Back in May of 2010, the Federal Reserve and the U.S. Office of the Comptroller of the Currency ordered these five banks to develop of these “recovery plans” to examine severe measures that would side-step collapse in desperate times. These measures take in selling off assets, developing other income sources, and minimizing risk.

This counsel is interesting as the same advice could well be given to individuals and families across the country. In the face of increasing desperate times we should look to develop our own “recovery plan” in cutting back on luxuries and selling off unnecessary items, developing alternative sources of income, and minimizing our own risk.

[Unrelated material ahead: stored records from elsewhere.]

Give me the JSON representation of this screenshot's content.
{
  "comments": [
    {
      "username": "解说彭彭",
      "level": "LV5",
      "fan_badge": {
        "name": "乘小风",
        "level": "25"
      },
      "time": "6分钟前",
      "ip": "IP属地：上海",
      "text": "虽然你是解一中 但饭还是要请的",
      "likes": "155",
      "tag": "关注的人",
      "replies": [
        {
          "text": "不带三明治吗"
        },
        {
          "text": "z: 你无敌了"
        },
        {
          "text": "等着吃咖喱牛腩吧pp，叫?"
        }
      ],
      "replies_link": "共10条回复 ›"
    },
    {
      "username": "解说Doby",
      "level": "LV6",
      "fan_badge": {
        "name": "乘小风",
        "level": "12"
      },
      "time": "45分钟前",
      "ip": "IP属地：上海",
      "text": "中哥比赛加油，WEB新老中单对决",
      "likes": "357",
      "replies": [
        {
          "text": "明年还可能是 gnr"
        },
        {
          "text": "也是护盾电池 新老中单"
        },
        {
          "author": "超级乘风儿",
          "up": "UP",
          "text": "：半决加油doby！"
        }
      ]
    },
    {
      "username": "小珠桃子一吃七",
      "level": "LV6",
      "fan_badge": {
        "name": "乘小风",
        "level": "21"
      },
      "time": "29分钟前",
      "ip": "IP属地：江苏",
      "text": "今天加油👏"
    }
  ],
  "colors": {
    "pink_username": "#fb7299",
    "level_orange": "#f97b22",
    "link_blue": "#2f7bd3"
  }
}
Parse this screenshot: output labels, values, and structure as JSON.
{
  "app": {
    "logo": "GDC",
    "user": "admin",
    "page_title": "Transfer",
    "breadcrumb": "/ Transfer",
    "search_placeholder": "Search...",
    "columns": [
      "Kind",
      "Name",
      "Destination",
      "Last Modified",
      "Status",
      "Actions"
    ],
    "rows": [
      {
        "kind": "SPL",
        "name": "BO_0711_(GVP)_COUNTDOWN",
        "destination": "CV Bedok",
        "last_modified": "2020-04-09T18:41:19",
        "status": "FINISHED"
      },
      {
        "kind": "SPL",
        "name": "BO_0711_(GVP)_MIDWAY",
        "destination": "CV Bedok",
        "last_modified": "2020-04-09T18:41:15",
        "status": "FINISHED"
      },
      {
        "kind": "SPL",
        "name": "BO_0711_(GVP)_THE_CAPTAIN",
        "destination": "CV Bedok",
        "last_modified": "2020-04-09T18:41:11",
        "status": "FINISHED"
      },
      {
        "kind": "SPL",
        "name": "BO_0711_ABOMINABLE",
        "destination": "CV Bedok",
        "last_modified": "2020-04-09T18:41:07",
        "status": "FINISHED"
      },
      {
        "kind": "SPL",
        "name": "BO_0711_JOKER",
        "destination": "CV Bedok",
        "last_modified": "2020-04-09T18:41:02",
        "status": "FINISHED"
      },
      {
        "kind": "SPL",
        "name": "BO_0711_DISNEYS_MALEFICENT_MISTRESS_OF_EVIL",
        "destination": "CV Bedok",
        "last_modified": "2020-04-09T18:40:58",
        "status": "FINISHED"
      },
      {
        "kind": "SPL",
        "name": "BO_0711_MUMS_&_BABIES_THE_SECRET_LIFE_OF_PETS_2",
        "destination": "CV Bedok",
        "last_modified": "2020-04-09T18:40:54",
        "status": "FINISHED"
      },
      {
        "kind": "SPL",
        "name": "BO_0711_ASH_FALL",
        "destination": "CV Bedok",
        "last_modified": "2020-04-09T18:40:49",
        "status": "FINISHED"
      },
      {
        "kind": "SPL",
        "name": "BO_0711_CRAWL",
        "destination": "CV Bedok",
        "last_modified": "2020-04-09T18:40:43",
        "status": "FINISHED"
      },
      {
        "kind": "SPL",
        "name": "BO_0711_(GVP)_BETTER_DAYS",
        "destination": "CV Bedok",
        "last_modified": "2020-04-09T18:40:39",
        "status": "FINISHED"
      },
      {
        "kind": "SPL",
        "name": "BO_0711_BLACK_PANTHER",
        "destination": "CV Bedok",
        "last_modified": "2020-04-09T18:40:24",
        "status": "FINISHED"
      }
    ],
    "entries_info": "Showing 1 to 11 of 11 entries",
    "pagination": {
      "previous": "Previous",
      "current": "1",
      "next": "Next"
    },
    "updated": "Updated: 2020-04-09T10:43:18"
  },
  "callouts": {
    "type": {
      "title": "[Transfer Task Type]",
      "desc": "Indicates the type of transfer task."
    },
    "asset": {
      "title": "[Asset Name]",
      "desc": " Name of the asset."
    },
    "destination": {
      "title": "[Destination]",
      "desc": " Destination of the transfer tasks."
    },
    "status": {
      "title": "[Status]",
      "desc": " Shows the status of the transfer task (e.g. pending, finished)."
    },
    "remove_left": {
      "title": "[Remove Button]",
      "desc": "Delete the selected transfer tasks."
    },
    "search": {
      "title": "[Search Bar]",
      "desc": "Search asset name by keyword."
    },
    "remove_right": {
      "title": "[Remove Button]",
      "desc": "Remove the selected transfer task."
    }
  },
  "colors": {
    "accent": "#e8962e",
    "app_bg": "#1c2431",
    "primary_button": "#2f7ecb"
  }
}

At the time the recovery plans were ordered in 2010 they garnered little public attention. The specific banks that were required to submit them have not been disclosed before Reuters acquired them as a result of a petition of the Freedom of Information Act.

These “recovery plans” should not be confused with the “living wills” from the recent past, which are also called “resolution plans.” The objective of the “living wills” is to detail how they would sell parts of themselves off in the advent of a disaster and at the same time not endanger the financial system.

“Recovery plans are about protecting the crown jewels,” remarked Paul Cantwell, a managing director at consulting firm Alvarez & Marsal. “It’s about, ‘How do I sell off non-core assets?’ The priority is to the shareholders. A resolution plan is about protecting the system, taxpayers and creditors.”

One of the senior deputy comptrollers for large banks at the OCC, Mike Brosnan, said the office constantly examines back-up plans at the banks and savings associations it oversees.

“Recovery plans required of the largest banks are helpful in ensuring banks and regulators are prepared to manage periods of severe financial distress or instability affecting the banking sector,” he stated.

Each plan was to deal with dangerous financial pressure at the bank, as well as “general financial instability.” The directions for the plans were to be executable preferably between three and six month period, according to the documents to deal with drastic times.